BMW is hoping to buck that with help from its carbon-fiber plant in Moses Lake.
The German automaker is just a week away from delivering the keys to its first i3, the first mass-produced model built with lightweight, carbon-reinforced plastic. The all-electric i3’s passenger compartment is made of carbon fibers produced at BMW’s joint venture plant in Eastern Washington.
On Thursday, BMW put on an exhibit at a Washington, D.C., gallery to trumpet the i3’s green cred.
Promoting cleaner forms of transportation is a key part of President Barack Obama’s climate action plan. As part of that, the federal government has raised mandatory fuel-economy standards for passenger cars to a fleet average of 54.5 miles per gallon by 2025, up from 31.1 mpg this year.
Plugging in an electrical car costs much less than filling up at a gas station. Yet U.S. sales of Nissan Leaf and all other electric-vehicle models total about 45,000 a year. Ford sells more F-series trucks in a month.
BMW conceived the i3 from the start as an electrical vehicle for optimal design and technologies. Lured in part by lobbying by former Gov. Chris Gregoire and $2 million in state tax credits, BMW and SGL Group, a major German carbon-products company, jointly opened the SGL Automotive Carbon Fibers plant in Moses Lake in 2011.
Today, the 80 employees at the plant’s two production lines – the second of which began operating in August – can produce a total of 3,000 metric tons of carbon annually, said Kenn Sparks, a spokesman for BMW North America. A second plant is under construction on the 60-acre campus and is scheduled to open next year.
Producing carbon fiber consumes a lot of energy, and BMW and SGL were also drawn to Moses Lake by cheap hydropower from dams on the Columbia River.
Spools of carbon fiber from Moses Lake are shipped to BMW plants in Wackersdorf and Landshut, Germany, to be woven into fabric. The carbon fiber is molded into parts at the BMW plant in Leipzig, Germany, where the i3 is manufactured. Moses Lake also provides carbon fiber for the upcoming i8, a plug-in hybrid sports car that runs on both gasoline and battery power.
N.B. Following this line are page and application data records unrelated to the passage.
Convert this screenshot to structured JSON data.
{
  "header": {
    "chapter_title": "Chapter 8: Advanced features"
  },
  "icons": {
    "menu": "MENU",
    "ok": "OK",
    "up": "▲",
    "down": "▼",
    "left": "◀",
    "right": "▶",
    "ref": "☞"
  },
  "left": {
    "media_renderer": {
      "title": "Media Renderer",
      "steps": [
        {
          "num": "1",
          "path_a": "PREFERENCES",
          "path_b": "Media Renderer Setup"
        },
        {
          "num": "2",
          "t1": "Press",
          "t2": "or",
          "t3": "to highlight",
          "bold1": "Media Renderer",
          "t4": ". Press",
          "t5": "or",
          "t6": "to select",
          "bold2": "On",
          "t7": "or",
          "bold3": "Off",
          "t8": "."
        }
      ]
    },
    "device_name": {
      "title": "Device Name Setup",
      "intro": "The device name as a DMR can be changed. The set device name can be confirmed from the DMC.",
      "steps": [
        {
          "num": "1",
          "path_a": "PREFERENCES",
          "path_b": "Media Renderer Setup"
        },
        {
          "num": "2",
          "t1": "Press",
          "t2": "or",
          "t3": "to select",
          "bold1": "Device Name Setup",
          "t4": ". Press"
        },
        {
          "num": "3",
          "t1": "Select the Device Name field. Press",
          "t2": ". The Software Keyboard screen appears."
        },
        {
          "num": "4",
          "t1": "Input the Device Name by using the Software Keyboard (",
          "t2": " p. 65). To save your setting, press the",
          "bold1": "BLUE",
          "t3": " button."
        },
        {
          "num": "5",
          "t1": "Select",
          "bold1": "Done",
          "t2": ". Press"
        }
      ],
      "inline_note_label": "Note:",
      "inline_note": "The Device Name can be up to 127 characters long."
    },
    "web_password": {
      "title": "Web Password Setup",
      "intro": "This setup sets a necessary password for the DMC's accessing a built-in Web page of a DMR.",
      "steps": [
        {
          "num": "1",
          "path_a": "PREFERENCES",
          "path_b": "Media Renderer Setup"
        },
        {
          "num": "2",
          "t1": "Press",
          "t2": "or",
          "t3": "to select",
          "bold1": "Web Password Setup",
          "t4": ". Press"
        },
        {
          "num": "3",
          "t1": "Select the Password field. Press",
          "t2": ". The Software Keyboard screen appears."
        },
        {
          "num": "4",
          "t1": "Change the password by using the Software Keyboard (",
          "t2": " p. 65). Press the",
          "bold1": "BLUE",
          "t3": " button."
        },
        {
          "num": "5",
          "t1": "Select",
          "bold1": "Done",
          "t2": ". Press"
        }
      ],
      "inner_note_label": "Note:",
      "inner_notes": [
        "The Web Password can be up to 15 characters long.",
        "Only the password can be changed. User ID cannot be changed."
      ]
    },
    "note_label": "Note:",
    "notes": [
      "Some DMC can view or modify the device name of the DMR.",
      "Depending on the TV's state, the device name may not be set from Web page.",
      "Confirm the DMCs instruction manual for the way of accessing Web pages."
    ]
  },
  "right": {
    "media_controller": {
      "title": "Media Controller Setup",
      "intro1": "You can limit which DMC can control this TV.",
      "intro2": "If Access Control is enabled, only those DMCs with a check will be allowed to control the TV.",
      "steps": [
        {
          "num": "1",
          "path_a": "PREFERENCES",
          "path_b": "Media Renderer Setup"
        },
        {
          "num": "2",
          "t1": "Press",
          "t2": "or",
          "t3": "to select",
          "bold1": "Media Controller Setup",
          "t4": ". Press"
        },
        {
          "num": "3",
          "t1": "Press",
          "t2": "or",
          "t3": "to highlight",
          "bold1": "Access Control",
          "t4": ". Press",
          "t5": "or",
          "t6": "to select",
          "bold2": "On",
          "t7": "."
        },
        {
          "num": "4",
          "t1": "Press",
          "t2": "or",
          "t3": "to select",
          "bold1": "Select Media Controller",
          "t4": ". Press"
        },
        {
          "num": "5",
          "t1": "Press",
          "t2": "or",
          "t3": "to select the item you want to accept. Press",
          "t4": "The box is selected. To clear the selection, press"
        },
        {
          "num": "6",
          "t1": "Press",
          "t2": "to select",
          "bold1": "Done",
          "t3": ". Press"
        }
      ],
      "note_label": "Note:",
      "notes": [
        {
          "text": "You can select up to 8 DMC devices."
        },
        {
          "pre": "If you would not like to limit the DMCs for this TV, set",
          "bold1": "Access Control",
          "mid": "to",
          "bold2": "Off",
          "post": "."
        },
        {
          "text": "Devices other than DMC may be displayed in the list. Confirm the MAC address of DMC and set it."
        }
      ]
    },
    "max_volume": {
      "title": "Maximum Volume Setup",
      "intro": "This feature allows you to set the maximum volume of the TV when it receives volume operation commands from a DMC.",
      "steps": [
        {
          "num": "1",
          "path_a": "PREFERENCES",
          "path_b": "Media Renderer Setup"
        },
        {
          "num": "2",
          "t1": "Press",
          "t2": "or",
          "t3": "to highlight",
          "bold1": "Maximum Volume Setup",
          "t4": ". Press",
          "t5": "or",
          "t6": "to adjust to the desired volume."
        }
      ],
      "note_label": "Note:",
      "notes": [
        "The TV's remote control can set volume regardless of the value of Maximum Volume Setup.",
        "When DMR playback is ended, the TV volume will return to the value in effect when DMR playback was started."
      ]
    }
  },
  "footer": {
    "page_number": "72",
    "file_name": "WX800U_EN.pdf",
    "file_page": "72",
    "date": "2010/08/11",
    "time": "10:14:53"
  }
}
Carbon frames are half the weight of steel and one-third lighter than aluminum. The pounds are critical because the battery and electric drivetrain can weigh more than the combustion engine, fuel tanks and exhaust system they replace, said Manuel Sattig, project manager for the BMW i sub-brand.
Sattig said BMW is considering incorporating carbon fiber into its other models. If so, he said, the Moses Lake plant will have adequate capacity to meet the demand.
BMW would not disclose its production rate for the i3, which has a base price of $42,275. It had 10,000 preorders in Europe and will deliver the first i3 on Nov. 16, probably to a German customer. First deliveries in the United States are set for April.
Sen. Maria Cantwell, D-Wash., who has pushed for federal investments in biofuels and composite materials technology, made brief remarks at the event Thursday. She said BMW’s presence in Moses Lake attests to potential to generate more green jobs.
“We want to put a big banner in Washington state,” she said.